PROBLEM REQUIREMENTS: Wherever a line in the records below contains "value", copy that line.

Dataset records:
━━━━━━━━━━

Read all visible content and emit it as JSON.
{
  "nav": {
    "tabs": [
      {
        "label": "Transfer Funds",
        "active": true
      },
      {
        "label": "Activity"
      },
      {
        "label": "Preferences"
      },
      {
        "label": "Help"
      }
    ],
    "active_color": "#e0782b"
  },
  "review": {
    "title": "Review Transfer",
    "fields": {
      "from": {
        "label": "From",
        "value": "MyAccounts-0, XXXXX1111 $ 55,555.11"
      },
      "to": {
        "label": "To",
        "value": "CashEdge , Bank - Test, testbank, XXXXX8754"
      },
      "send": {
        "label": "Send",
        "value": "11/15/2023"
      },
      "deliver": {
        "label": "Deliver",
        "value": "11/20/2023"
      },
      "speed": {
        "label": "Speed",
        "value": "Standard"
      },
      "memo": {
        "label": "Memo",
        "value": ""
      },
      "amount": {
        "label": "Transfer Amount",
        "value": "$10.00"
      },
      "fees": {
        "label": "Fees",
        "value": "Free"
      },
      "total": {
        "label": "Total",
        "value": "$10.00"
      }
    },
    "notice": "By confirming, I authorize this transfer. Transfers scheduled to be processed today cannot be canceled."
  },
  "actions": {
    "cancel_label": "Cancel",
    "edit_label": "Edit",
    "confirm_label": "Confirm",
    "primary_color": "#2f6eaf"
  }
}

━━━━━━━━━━

WRITTEN SOLUTION:
        "value": "MyAccounts-0, XXXXX1111 $ 55,555.11"
        "value": "CashEdge , Bank - Test, testbank, XXXXX8754"
        "value": "11/15/2023"
        "value": "11/20/2023"
        "value": "Standard"
        "value": ""
        "value": "$10.00"
        "value": "Free"
        "value": "$10.00"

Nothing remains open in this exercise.